Tokyo came in on top of the pile of places that drain the color from your wallet, while Osaka and Sydney were second and third.
But what about the other end of the spectrum -- how about a holiday where you can live it up without hemorrhaging cash?
The world's cheapest city is Tehran, Iran, followed by Jeddah, Saudi Arabia. Both have rich heritages, but Iran and Saudi Arabia are better known for generating controversial headlines than attracting tourists.
In third place, however, Panama City popped up. The Central American country is best known for hats and a canal -- now we've got a reason to make sure our passport is up to date!
Over the past decade, Panama has enjoyed the fastest growing economy in Latin America.
As a result, new hotels and restaurants have sprouted across the capital. Healthy competition is keeping standards high, and Panama City has a plethora of top-quality, luxury experiences for cut prices.
Before stepping foot outside the airport, you've started saving. All tourists arriving at Tocumen International Airport are given travel insurance for 30 days. It is granted by the Panamanian Tourism Authority; the government has provided the service since it signed an $8 million deal with Assicurazioni Generali.
Next up: cash. The Panamanian balboa is linked with the dollar and the two currencies are interchangeable, so there's no paying a commission for changing currency.
As for airport transfers, a standard taxi to the city center costs $25. You could arrive in style with a Panama Luxury Limousine for $88.50. The same service would cost $145 in Rio de Janeiro, or $427 in Tokyo.
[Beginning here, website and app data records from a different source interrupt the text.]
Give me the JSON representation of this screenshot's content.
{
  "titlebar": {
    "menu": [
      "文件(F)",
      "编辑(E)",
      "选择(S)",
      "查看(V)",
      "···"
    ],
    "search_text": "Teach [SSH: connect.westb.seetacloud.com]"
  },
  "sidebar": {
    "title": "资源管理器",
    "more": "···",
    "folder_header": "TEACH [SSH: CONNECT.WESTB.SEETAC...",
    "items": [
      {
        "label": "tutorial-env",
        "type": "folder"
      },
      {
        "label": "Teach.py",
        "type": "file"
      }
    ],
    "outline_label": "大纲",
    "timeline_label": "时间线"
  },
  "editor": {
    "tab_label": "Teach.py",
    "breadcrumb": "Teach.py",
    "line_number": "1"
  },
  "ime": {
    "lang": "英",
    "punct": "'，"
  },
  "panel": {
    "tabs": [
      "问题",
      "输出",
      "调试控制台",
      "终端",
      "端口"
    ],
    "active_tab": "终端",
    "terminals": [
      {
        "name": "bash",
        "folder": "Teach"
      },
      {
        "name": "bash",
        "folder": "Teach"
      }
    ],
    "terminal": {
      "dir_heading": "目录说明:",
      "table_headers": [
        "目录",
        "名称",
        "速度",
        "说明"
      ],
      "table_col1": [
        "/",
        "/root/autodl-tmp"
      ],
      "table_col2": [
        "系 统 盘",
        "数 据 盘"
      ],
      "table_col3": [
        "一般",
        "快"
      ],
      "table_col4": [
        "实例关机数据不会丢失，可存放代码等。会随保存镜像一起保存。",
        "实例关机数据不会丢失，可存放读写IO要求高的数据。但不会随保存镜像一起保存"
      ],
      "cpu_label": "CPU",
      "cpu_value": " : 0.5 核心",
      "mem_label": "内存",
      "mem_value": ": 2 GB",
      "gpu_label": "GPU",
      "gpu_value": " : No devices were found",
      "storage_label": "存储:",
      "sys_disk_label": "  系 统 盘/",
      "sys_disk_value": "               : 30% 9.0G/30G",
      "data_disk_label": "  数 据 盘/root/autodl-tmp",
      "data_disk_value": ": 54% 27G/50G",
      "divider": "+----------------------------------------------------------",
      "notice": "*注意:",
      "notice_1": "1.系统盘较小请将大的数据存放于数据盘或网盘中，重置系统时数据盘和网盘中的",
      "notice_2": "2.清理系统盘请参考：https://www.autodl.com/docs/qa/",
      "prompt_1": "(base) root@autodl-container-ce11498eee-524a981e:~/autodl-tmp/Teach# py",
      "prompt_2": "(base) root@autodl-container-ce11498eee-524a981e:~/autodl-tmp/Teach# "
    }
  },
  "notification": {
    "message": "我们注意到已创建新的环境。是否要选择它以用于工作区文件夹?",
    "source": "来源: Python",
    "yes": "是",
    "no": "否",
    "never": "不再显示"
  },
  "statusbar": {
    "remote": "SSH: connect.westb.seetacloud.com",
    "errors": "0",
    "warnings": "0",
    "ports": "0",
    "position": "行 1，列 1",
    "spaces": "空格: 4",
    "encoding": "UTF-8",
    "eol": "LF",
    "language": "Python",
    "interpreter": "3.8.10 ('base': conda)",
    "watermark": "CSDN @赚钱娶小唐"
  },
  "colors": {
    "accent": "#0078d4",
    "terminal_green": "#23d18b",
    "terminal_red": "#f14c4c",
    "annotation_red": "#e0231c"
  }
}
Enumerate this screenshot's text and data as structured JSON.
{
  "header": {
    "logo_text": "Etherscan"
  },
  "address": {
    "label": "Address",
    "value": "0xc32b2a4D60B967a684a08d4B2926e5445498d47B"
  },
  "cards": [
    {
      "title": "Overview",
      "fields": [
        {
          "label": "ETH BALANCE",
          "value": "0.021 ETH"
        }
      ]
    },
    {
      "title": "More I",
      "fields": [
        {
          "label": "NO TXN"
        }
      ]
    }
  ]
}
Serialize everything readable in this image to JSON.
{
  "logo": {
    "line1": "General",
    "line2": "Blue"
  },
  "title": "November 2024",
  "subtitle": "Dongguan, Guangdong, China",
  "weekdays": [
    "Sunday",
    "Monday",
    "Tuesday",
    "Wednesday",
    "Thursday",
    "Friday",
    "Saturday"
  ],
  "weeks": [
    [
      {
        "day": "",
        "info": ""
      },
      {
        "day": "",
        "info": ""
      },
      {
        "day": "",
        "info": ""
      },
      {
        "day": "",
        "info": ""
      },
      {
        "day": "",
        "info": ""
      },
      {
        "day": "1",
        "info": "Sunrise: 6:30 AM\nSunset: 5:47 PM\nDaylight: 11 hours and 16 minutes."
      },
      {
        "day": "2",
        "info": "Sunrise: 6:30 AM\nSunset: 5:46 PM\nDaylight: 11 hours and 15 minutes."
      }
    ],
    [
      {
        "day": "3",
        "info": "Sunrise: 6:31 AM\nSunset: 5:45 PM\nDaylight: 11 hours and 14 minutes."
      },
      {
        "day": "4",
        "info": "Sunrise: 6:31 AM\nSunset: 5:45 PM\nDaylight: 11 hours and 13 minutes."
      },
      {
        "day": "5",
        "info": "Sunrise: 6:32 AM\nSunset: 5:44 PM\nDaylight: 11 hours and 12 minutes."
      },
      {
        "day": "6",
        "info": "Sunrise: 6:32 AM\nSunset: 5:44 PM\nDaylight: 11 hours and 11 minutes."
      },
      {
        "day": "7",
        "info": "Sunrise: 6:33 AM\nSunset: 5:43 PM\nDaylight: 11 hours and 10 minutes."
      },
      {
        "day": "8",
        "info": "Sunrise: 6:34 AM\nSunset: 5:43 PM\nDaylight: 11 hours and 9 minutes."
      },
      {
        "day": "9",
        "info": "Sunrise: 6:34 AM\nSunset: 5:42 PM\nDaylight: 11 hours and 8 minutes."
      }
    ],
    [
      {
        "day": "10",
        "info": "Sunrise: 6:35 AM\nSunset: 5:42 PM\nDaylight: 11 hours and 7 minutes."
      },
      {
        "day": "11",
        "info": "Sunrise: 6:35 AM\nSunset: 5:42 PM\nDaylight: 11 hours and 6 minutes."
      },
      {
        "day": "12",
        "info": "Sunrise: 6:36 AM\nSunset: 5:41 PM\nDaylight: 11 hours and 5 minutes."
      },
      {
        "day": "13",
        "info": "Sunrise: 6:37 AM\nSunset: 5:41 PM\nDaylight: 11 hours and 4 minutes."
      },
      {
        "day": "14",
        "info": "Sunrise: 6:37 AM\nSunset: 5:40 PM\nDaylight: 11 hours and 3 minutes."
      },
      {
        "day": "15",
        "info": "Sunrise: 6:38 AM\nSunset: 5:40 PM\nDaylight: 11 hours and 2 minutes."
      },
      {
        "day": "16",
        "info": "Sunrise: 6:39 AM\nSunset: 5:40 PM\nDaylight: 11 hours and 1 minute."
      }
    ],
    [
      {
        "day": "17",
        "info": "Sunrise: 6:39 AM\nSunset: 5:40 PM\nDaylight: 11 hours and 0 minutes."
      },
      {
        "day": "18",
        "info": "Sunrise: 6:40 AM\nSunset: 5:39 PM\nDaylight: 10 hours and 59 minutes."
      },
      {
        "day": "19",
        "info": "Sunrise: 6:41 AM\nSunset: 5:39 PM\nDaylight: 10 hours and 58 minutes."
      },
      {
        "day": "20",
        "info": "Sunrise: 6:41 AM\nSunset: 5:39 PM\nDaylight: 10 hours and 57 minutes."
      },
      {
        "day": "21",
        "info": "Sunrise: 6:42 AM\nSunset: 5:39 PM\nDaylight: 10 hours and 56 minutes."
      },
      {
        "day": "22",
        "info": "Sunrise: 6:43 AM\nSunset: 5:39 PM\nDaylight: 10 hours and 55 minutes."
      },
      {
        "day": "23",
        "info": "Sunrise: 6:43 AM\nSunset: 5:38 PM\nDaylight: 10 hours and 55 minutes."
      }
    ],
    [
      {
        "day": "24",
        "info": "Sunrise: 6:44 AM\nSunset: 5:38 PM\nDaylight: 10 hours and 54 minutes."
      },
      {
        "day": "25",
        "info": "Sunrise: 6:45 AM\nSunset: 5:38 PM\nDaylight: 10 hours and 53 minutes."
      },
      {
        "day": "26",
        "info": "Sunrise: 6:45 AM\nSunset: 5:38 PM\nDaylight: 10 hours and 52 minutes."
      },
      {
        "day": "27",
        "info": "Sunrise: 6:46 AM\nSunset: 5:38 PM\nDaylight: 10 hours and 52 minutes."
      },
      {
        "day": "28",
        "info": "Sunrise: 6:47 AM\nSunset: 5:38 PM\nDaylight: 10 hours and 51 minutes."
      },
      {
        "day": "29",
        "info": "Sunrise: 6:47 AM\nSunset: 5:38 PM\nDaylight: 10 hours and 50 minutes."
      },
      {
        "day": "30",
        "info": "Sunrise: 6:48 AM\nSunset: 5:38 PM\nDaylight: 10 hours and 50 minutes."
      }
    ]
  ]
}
More cents can be saved (and you can do your bit for the environment) by avoiding bottled water. Tap water in Panama City is safe to drink, not a given in the region.
Waldorf Astoria Panama
Latin America's first Waldorf Astoria hotel opened in March 2013.
Book early and rooms start from $159.
Located on Calle Uruguay, aka "restaurant row," the 248 rooms have metallic, glass and crystal decor designed by Miami-based Ba-Haus/KNF.
A stay here certainly doesn't feel like skimping. The outdoor swimming pool is covered in gold tiles, there's a swanky spa and each guest is given a personal concierge.
Overseen by head chef Kalych Padro Alvarado, four restaurants include a sushi bar and a French brasserie.
Waldorf Astoria Panama, 47th and Uruguay Streets; rooms from $159; +507 294 8000
Casa del Horno
Founded in 1501, Panama was a Spanish colony for three centuries. Known as Casco Viejo, the historic part of the city is a UNESCO World Heritage Site.
Casa del Horno (Oven House) sits on a colorful cobbled street in Casco Viejo. Surrounded by churches and plazas, it's one of many colonial buildings to be renovated in recent years, making Casco Viejo feel like Cartagena in neighboring Colombia.
Built in the 1850s, the eight-room hotel was originally a bakery. Stone walls remain, alongside art deco wooden furniture and all the modern fixtures, including LCD TVs and iPod docks.
The hotel's cafe and restaurant are reached via the pavement, avoiding the clinical feel that can befall hotel restaurants.